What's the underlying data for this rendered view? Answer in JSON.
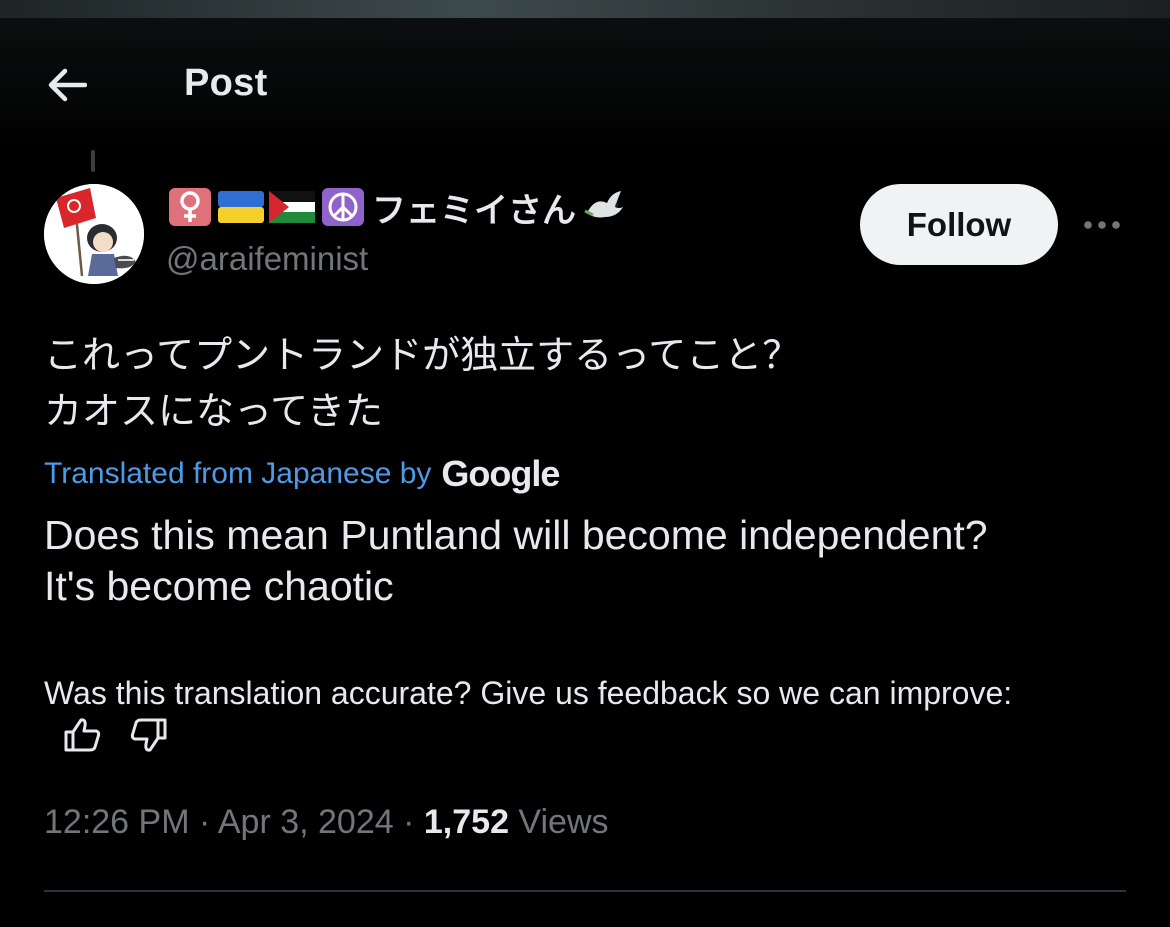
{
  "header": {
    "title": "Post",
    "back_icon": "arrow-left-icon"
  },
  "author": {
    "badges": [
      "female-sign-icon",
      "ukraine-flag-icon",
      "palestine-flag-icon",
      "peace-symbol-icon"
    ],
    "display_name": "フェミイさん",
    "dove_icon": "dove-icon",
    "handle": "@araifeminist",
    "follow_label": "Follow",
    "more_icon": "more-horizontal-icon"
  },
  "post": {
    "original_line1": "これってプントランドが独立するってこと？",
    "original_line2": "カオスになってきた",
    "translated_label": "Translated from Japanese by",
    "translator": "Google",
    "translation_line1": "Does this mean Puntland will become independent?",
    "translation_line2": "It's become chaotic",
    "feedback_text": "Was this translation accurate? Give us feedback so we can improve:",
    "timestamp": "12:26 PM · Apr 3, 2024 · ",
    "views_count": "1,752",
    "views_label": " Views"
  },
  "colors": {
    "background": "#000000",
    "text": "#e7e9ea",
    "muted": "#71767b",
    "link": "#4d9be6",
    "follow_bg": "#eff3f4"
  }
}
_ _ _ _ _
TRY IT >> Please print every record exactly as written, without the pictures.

ANSWER AREA >>
What's the underlying data for this rendered view? Answer in JSON.
{
  "header": {
    "title": "Post",
    "back_icon": "arrow-left-icon"
  },
  "author": {
    "badges": [
      "female-sign-icon",
      "ukraine-flag-icon",
      "palestine-flag-icon",
      "peace-symbol-icon"
    ],
    "display_name": "フェミイさん",
    "dove_icon": "dove-icon",
    "handle": "@araifeminist",
    "follow_label": "Follow",
    "more_icon": "more-horizontal-icon"
  },
  "post": {
    "original_line1": "これってプントランドが独立するってこと？",
    "original_line2": "カオスになってきた",
    "translated_label": "Translated from Japanese by",
    "translator": "Google",
    "translation_line1": "Does this mean Puntland will become independent?",
    "translation_line2": "It's become chaotic",
    "feedback_text": "Was this translation accurate? Give us feedback so we can improve:",
    "timestamp": "12:26 PM · Apr 3, 2024 · ",
    "views_count": "1,752",
    "views_label": " Views"
  },
  "colors": {
    "background": "#000000",
    "text": "#e7e9ea",
    "muted": "#71767b",
    "link": "#4d9be6",
    "follow_bg": "#eff3f4"
  }
}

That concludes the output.